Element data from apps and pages
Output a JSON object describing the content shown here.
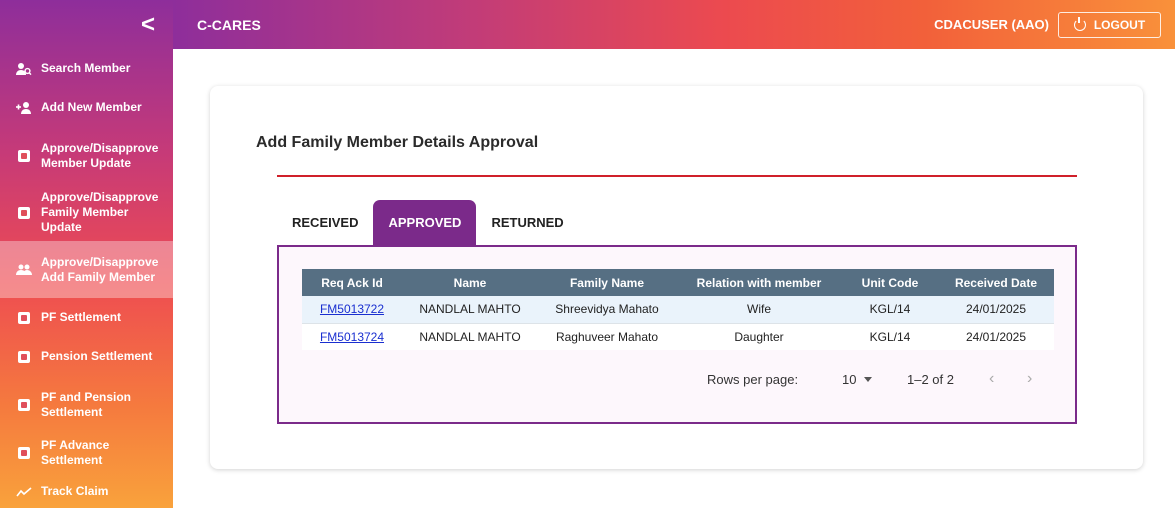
{
  "app": {
    "title": "C-CARES",
    "user": "CDACUSER (AAO)",
    "logout_label": "LOGOUT"
  },
  "sidebar": {
    "collapse_glyph": "<",
    "items": [
      {
        "label": "Search Member",
        "icon": "search-user-icon"
      },
      {
        "label": "Add New Member",
        "icon": "add-user-icon"
      },
      {
        "label": "Approve/Disapprove Member Update",
        "icon": "form-icon"
      },
      {
        "label": "Approve/Disapprove Family Member Update",
        "icon": "form-icon"
      },
      {
        "label": "Approve/Disapprove Add Family Member",
        "icon": "group-icon",
        "active": true
      },
      {
        "label": "PF Settlement",
        "icon": "form-icon"
      },
      {
        "label": "Pension Settlement",
        "icon": "form-icon"
      },
      {
        "label": "PF and Pension Settlement",
        "icon": "form-icon"
      },
      {
        "label": "PF Advance Settlement",
        "icon": "form-icon"
      },
      {
        "label": "Track Claim",
        "icon": "trend-icon"
      }
    ]
  },
  "page": {
    "heading": "Add Family Member Details Approval",
    "tabs": [
      {
        "label": "RECEIVED"
      },
      {
        "label": "APPROVED",
        "active": true
      },
      {
        "label": "RETURNED"
      }
    ],
    "table": {
      "columns": [
        "Req Ack Id",
        "Name",
        "Family Name",
        "Relation with member",
        "Unit Code",
        "Received Date"
      ],
      "rows": [
        [
          "FM5013722",
          "NANDLAL MAHTO",
          "Shreevidya Mahato",
          "Wife",
          "KGL/14",
          "24/01/2025"
        ],
        [
          "FM5013724",
          "NANDLAL MAHTO",
          "Raghuveer Mahato",
          "Daughter",
          "KGL/14",
          "24/01/2025"
        ]
      ]
    },
    "pagination": {
      "rows_per_page_label": "Rows per page:",
      "rows_per_page": "10",
      "range": "1–2 of 2",
      "prev": "‹",
      "next": "›"
    }
  },
  "colors": {
    "accent": "#7b2a8a",
    "red_rule": "#d0202a",
    "table_header": "#566f83"
  }
}
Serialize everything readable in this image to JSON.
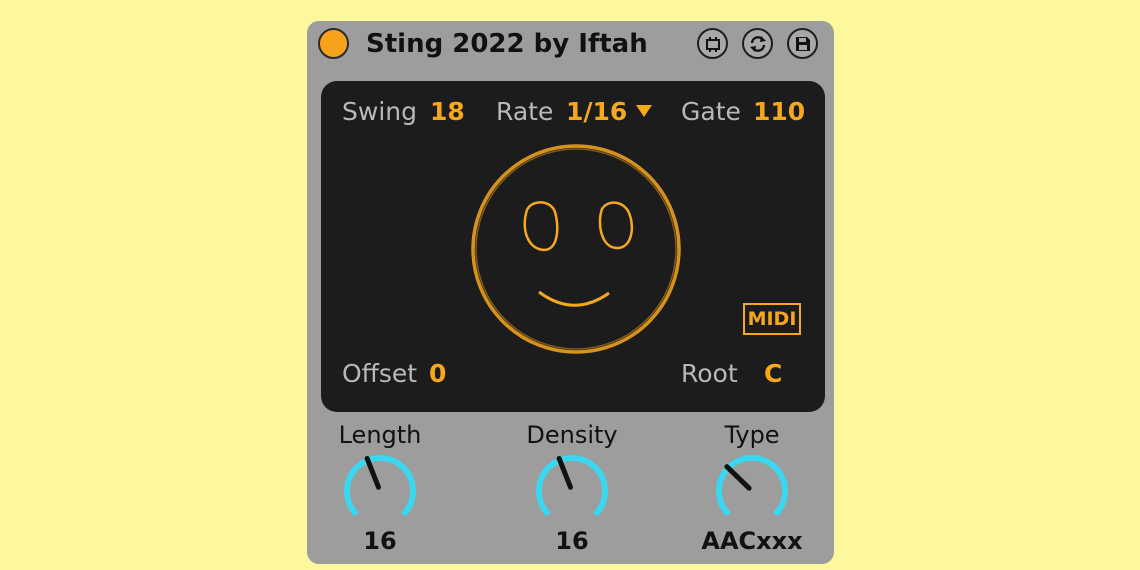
{
  "device": {
    "title": "Sting 2022 by Iftah",
    "accent_color": "#f6a81c",
    "knob_color": "#3bd6f0",
    "titlebar_buttons": [
      "freeze-icon",
      "refresh-icon",
      "save-icon"
    ]
  },
  "screen": {
    "swing": {
      "label": "Swing",
      "value": "18"
    },
    "rate": {
      "label": "Rate",
      "value": "1/16",
      "dropdown_icon": "triangle-down-icon"
    },
    "gate": {
      "label": "Gate",
      "value": "110"
    },
    "offset": {
      "label": "Offset",
      "value": "0"
    },
    "root": {
      "label": "Root",
      "value": "C"
    },
    "midi_badge": "MIDI",
    "center_icon": "smiley-face-icon"
  },
  "knobs": [
    {
      "label": "Length",
      "value": "16",
      "position": 0.42
    },
    {
      "label": "Density",
      "value": "16",
      "position": 0.42
    },
    {
      "label": "Type",
      "value": "AACxxx",
      "position": 0.33
    }
  ]
}
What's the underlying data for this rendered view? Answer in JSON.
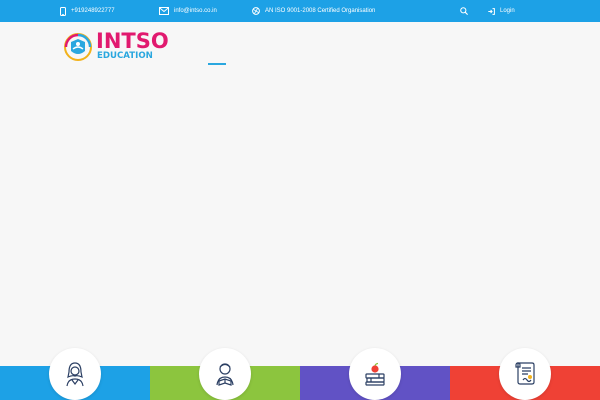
{
  "topbar": {
    "phone": {
      "icon": "mobile-phone-icon",
      "text": "+919248922777"
    },
    "email": {
      "icon": "envelope-icon",
      "text": "info@intso.co.in"
    },
    "iso": {
      "icon": "globe-icon",
      "text": "AN ISO 9001-2008 Certified Organisation"
    },
    "search": {
      "icon": "search-icon"
    },
    "login": {
      "icon": "sign-in-icon",
      "text": "Login"
    }
  },
  "logo": {
    "word": "INTSO",
    "sub": "EDUCATION",
    "emblem_text": "INTSO Education"
  },
  "colors": {
    "topbar": "#1da1e6",
    "brand_pink": "#e11a6f",
    "brand_blue": "#2aa7df",
    "band_blue": "#1da1e6",
    "band_green": "#8cc53e",
    "band_purple": "#6152c5",
    "band_red": "#ef4135"
  },
  "features": [
    {
      "icon": "student-girl-icon",
      "color": "#1da1e6"
    },
    {
      "icon": "student-reading-icon",
      "color": "#8cc53e"
    },
    {
      "icon": "books-apple-icon",
      "color": "#6152c5"
    },
    {
      "icon": "certificate-scroll-icon",
      "color": "#ef4135"
    }
  ]
}
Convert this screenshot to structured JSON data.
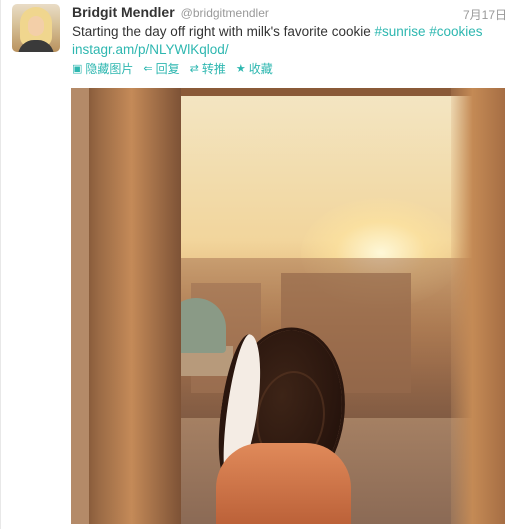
{
  "tweet": {
    "user_name": "Bridgit Mendler",
    "user_handle": "@bridgitmendler",
    "date": "7月17日",
    "text_plain": "Starting the day off right with milk's favorite cookie ",
    "tags": [
      "#sunrise",
      "#cookies"
    ],
    "link": "instagr.am/p/NLYWlKqlod/"
  },
  "actions": [
    {
      "icon": "image-icon",
      "glyph": "▣",
      "label": "隐藏图片"
    },
    {
      "icon": "reply-icon",
      "glyph": "⇐",
      "label": "回复"
    },
    {
      "icon": "retweet-icon",
      "glyph": "⇄",
      "label": "转推"
    },
    {
      "icon": "star-icon",
      "glyph": "★",
      "label": "收藏"
    }
  ],
  "colors": {
    "accent": "#2eb7b0",
    "name": "#333333",
    "muted": "#999999"
  }
}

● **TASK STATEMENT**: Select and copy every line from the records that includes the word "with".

● **RESPONSE TO THE EXERCISE**:
        "Relation with member",
    "text_plain": "Starting the day off right with milk's favorite cookie ",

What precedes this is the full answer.